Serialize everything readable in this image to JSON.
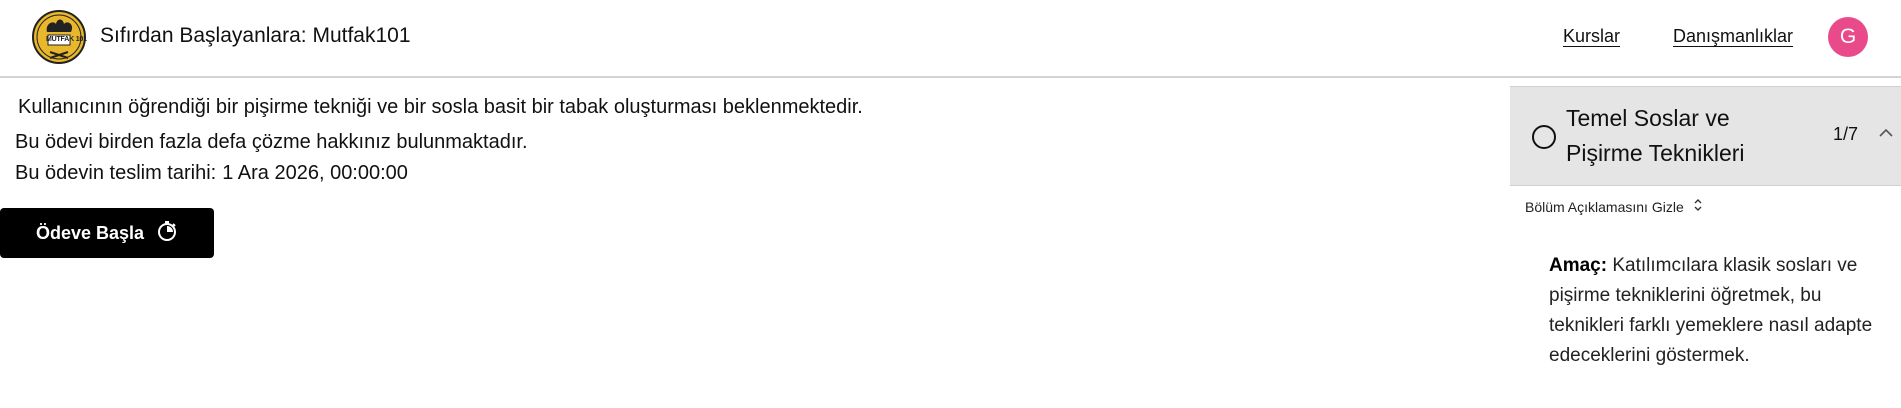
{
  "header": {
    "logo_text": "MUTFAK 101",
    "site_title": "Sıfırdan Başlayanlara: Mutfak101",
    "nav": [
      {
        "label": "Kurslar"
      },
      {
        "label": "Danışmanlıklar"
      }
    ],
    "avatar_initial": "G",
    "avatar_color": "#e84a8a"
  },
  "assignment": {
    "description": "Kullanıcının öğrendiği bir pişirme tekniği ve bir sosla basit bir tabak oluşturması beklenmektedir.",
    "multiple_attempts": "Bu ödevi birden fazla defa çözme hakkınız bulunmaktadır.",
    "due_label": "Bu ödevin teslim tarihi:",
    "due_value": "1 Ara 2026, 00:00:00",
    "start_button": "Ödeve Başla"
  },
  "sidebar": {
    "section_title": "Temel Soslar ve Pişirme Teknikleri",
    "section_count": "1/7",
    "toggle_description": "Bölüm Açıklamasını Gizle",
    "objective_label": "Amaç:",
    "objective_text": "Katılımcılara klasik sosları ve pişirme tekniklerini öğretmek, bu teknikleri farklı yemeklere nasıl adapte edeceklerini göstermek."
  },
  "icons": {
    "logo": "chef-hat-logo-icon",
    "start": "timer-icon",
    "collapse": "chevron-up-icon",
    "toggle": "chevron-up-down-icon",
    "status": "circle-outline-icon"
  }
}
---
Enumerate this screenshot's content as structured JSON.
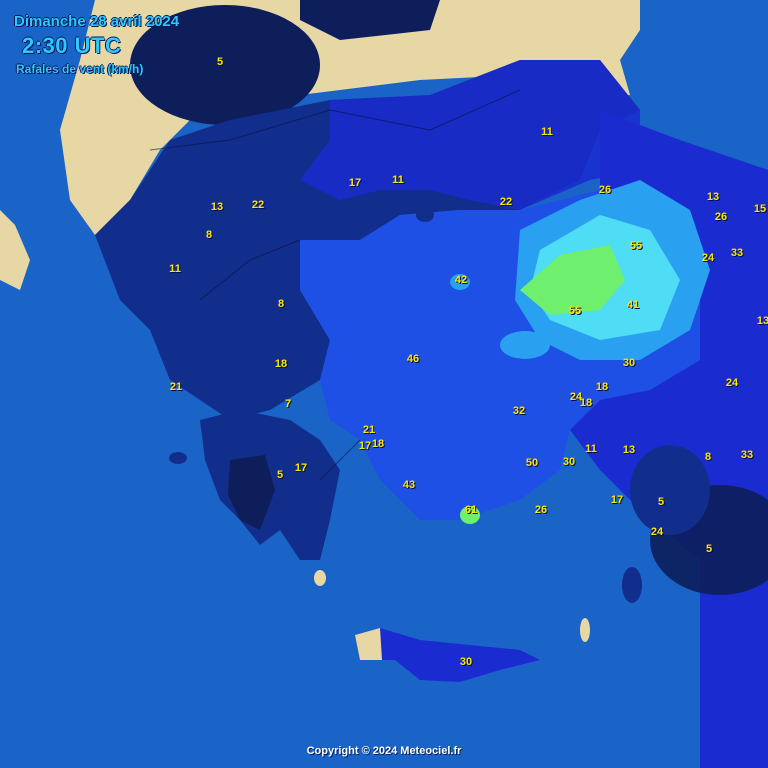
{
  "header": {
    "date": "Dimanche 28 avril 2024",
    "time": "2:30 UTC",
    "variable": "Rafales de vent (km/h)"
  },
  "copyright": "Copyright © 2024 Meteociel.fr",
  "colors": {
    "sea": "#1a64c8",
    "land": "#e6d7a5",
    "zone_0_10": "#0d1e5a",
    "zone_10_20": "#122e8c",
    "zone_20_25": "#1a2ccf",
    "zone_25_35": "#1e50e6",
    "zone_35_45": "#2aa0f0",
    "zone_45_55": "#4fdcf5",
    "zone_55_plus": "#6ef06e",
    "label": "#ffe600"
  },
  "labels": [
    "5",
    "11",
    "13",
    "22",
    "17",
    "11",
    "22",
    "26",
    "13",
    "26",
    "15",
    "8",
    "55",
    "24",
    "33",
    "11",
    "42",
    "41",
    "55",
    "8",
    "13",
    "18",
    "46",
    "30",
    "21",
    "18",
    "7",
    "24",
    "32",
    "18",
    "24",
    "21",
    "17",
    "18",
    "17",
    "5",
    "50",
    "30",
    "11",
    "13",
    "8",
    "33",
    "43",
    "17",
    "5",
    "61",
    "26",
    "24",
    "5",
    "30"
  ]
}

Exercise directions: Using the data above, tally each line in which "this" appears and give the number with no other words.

Answer for the task: 2